Present view of the Nakahasami Mandokoro site(中ハサミ政所)
Aioi City, Hyogo Prefecture, where Yanonosho is located, is remote from the Toji temple in Kyoto, though both are included in the Kansai region. For landowners to rule Shoen from Kyoto, they needed to establish local bases for administrative and operational affairs. Such facilities were called “Mandokoro”. For Toji, local Mandokoro were the heart of domination over Shoen. Where, then, were Toji’s Mandokoro located?
To the southwest of the junction of the present Yanogawa river and Ogo river, there is a place named “Maejo (政所)”, using the same characters as “Mandokoro (政所)”. The Fujiwara clan, which had dominated Reimyo, a part of Yanonosho, prior to Toji, had established “Nakahasami Mandokoro” in this place.
What does “Nakahasami” mean? There is a theory that the Ogogawa ran in a route that differed from that in the present day, and that this Mandokoro was built sandwiched (“Nakahasami”) by the Yanogawa and the Ogogawa.
When Reimyo was divided into the eastern part and the western part, the Nakahasami Mandokoro was taken by the Jito (local master of manor) as a part of the eastern part. Subsequently, the Fujiwara clan, which took the western part of Reimyo, had to establish a new Mandokoro. The document below indicates the range of the eastern part. The characters “中ハサミ (Nakahasami)” appear in many places of the document:
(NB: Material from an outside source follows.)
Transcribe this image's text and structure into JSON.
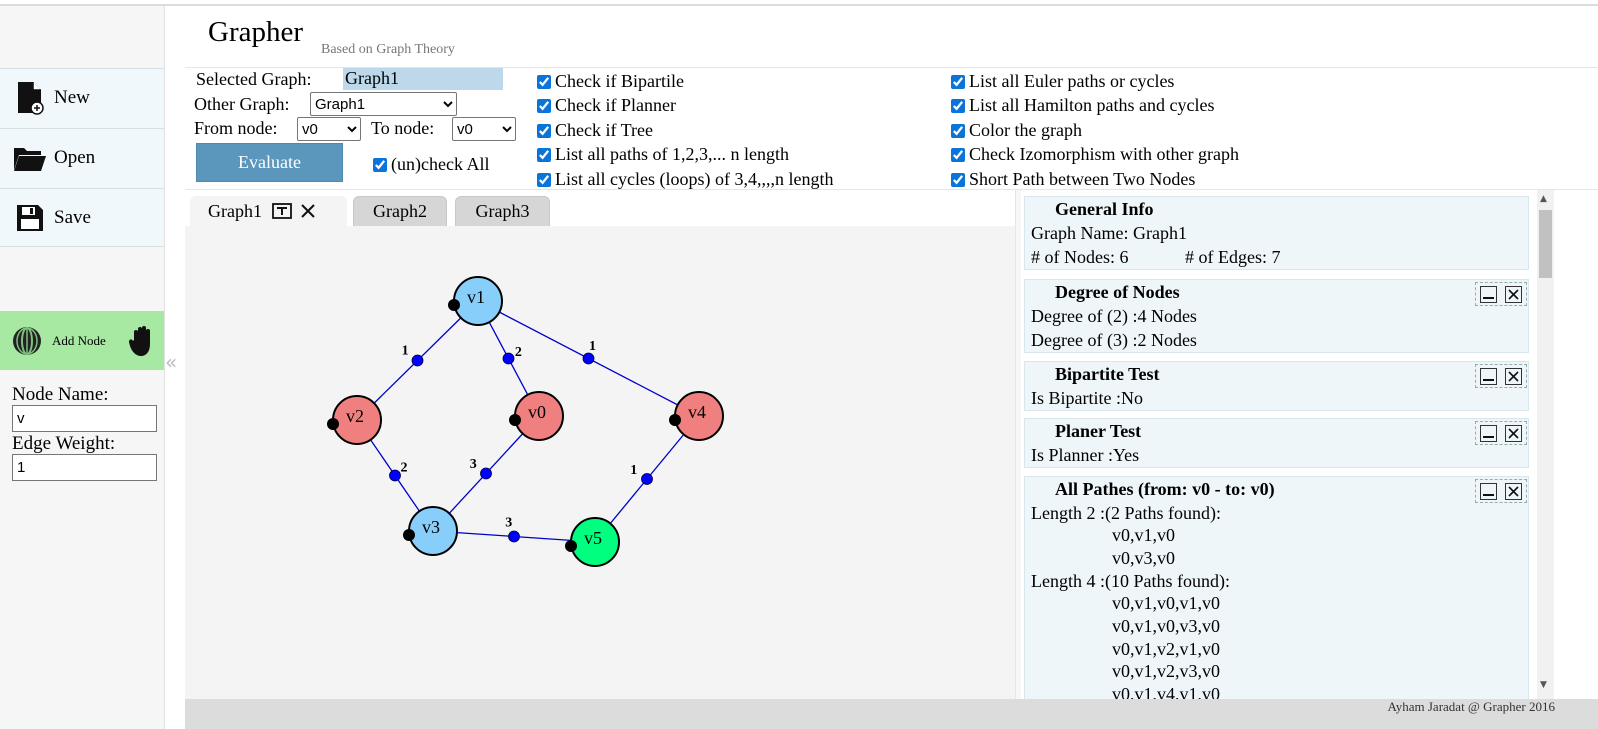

Where did the Fujiwara clan establish their new Mandokoro? Unfortunately, its location has yet to be revealed. It is not yet known, either, whether Toji took over the Mandokoro that was established by the Fujiwara clan when Toji replaced them as the ruler of Reimyo Nishikata, or a new Mandokoro was built by Toji. Approximately 50 years after the division of Reimyo into the eastern part and the western part, Toji had a Mandokoro in a place called “土井ノ内 (Doinouchi)”. In the document below, the characters “土井ノ内” and “政所屋敷 (Mandokoro Yashiki) (yashiki: mansion)” are seen at the bottom of the fifth line from the right.
There are different theories concerning the location of Doinouchi. One theory locates it around the “大避神社 (Osake Jinja)” shrine, which was worshipped by people as the guardian of the entire Yanonosho. Another theory considers that Doinouchi was located near the “須賀神社 (Suga Jinja)” shrine. There was a residence of the Hon’iden clan, which managed farm fields as “Tadokoro”, in the proximity of Suga Jinja, and the Hon’iden residence was used as a Mandokoro mansion for some time. Both theories seem equally convincing. There is a possibility that the Mandokoro was relocated several times, and the two places are both the sites of the Mandokoro.
* For the specific locations of the Nakahasami Mandokoro site, Osake Jinja, and Suga Jinja, see Google Maps.
(Kaji, Historical Materials Section, the Kyoto Institute Library and Archives)